Doctors subpoenaed in Corey Haim probe
By ROBERT W. WELKOS
Authorities are throwing a wide net in their investigation into where actor Corey Haim obtained an illegal order for the painkiller OxyContin.
The Los Angeles County Coroner has subpoenaed 20 doctors in Los Angeles, Orange and Ventura counties in connection with the probe, after “The Lost Boy” star, who died March 10 at age 38, was linked to a drug ring and could have had many doctors unknowingly writing prescriptions for him.
“This doesn’t necessarily mean that every one of these doctors did something wrong,” said Dr. Jayson A. Hymes, medical director of Conservative Care Specialists Medical Group (www.Conservativecare.com). “It means that prescriptions or prescription bottles with their names on it ended up in possession of this guy. There’s a number of reason that this could occur. Some are sins of omission. Some are sins of comission. Some involve being in the wrong place at the wrong time.”
Hymes, who has been an advisor to the Medical Board of California and the California Narcotics Officers Assn., told HollywoodNews.com there are two issues that could come into play in the Haim probe.
“The first is one that we’ve known about for a long time, doctor shopping,” he said. “That’s when the patient goes from one doctor to the next asking for the same medication. This is almost always instigated by the patient.
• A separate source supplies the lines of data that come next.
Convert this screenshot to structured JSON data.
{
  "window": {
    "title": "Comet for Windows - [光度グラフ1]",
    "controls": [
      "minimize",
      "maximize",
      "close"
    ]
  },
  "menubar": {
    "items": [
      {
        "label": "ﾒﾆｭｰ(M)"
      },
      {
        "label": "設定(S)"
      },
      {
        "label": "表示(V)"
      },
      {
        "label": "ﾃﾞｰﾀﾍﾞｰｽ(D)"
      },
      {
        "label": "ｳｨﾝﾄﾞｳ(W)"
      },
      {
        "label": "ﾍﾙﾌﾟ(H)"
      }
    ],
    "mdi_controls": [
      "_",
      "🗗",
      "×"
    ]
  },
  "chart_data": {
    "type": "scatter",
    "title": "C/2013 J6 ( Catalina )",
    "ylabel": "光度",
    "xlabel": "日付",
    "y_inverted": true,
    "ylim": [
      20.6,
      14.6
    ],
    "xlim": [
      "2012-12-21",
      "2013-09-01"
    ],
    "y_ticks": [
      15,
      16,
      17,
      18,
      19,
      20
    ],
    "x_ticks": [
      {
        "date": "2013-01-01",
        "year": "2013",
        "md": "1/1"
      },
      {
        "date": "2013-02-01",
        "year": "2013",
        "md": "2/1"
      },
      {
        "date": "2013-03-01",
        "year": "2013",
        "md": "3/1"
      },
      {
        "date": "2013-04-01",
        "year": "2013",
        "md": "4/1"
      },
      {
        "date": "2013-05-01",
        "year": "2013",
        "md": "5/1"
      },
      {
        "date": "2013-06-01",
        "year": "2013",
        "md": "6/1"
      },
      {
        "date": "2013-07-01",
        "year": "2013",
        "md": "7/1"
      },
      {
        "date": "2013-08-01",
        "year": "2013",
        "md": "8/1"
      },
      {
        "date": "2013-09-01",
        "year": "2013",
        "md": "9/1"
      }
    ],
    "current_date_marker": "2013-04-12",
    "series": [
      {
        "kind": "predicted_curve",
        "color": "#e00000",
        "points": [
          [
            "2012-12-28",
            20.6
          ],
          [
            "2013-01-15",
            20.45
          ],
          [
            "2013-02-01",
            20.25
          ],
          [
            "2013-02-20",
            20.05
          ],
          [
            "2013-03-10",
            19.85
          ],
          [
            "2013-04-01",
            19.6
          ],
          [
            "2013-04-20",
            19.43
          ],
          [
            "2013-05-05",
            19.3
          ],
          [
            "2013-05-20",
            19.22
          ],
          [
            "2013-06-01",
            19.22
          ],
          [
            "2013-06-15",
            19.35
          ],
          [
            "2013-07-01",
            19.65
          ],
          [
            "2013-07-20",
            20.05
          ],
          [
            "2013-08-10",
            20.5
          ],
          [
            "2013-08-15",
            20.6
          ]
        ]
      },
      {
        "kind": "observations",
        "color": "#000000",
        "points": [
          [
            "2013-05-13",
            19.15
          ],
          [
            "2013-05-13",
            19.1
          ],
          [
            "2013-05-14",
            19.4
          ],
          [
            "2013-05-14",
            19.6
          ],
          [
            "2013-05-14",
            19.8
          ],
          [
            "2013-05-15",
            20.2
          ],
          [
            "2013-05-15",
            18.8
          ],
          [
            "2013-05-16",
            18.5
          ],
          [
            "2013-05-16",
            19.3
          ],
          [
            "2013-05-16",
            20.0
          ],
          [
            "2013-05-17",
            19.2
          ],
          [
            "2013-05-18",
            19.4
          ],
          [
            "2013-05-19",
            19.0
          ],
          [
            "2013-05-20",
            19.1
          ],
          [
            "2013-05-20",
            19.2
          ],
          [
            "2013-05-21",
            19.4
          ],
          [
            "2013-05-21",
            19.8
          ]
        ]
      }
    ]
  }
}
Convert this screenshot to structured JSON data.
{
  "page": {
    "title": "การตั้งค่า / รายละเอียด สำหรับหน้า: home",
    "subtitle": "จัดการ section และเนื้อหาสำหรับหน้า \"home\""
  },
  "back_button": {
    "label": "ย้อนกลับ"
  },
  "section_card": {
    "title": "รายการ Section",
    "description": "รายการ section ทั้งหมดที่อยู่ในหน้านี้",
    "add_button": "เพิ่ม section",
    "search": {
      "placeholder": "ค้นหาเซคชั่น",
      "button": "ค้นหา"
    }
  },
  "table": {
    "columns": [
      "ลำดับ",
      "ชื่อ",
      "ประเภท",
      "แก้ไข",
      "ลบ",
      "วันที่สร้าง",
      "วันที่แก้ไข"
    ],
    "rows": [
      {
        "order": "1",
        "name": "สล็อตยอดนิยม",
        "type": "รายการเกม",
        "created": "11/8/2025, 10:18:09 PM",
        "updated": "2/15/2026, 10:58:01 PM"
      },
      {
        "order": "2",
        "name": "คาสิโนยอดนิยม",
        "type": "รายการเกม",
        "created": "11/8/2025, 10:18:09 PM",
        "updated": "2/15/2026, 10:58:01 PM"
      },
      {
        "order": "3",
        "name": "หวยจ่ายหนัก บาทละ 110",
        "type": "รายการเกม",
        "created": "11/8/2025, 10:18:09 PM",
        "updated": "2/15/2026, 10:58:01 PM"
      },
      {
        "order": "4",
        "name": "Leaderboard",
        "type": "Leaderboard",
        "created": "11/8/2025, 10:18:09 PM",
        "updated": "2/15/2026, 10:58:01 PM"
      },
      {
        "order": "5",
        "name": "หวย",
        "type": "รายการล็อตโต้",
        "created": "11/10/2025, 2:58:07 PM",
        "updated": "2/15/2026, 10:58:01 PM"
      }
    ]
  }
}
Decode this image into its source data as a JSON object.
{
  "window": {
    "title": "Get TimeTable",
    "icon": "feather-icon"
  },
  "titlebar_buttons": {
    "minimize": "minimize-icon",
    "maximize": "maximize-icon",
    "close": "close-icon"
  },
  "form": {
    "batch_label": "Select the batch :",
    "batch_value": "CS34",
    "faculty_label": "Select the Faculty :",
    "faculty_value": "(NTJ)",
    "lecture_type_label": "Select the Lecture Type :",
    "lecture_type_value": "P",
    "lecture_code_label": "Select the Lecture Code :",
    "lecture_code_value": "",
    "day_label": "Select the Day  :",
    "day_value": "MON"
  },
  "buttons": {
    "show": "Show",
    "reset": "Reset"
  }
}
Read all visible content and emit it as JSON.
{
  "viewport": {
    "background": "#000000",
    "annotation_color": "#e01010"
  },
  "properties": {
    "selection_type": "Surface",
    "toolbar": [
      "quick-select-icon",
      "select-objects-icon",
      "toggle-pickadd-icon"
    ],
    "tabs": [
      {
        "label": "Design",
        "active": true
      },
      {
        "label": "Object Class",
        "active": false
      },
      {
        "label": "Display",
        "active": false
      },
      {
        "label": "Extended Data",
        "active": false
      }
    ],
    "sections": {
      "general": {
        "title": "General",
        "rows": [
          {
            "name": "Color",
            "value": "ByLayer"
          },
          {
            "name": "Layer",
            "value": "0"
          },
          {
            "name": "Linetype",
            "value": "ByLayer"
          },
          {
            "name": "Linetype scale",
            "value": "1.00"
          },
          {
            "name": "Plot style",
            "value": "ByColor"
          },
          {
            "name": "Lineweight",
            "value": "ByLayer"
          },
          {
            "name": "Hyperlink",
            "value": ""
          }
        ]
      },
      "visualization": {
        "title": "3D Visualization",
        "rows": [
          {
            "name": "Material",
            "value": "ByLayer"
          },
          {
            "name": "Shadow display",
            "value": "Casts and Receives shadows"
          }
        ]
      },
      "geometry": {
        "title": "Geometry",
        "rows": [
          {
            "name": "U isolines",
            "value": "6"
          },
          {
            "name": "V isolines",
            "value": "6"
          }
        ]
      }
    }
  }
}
It’s not like the doctor goes out and grabs people and says, “Here, take this prescription.”
The second, he added, involves criminal gangs that steal, divert or counterfeit prescriptions.
“Clearly, there is a lot of money in it,” Hymes said. “The fastest growing segment of the prescription drug market is prescription opiates.”
As in the Michael Jackson case, Hymes said, “Ultimately, it is the responsibility of the person taking the drugs. Nobody held Michael Jackson down and forced him to use drugs. Nobody held Corey Haim down and poured pills down his throat. You can’t just assume it’s somebody else’s fault. There may have been criminal gangs or individuals who aided and abetted him, but they didn’t force him into doing it.”
Assistant Chief Coroner Ed Winter told HollywoodNews.com Thursday that as part of Haim’s death investigation “a number of doctors showed up as a result of an audit of the prescriptions” the actor was taking.
“We’re serving them to see if, in fact, (Haim) saw these doctors or whether this is part of a fraudulent ring based out of San Diego,” the coroner’s official explained. “The attorney general, Jerry Brown, said two weeks ago that Cory’s name was found on prescriptions as part of that fraud ring. A run of his records revealed a number of doctors, both in Orange County, L.A. County and Ventura County, with his name on the prescription.”
Winter said his office has contacted most of the doctors. “Some have advised they had never seen him,” he said. “Some had seen him and are supplying us with his past medical records.”
Winter said almost all of the doctors already have been subpoenaed but that “there are two more being served this afternoon.”
He declined to identify any of the doctors.
Winter also said the death investigation should be wrapped up in several weeks.
“The full toxicological tests are not back yet.”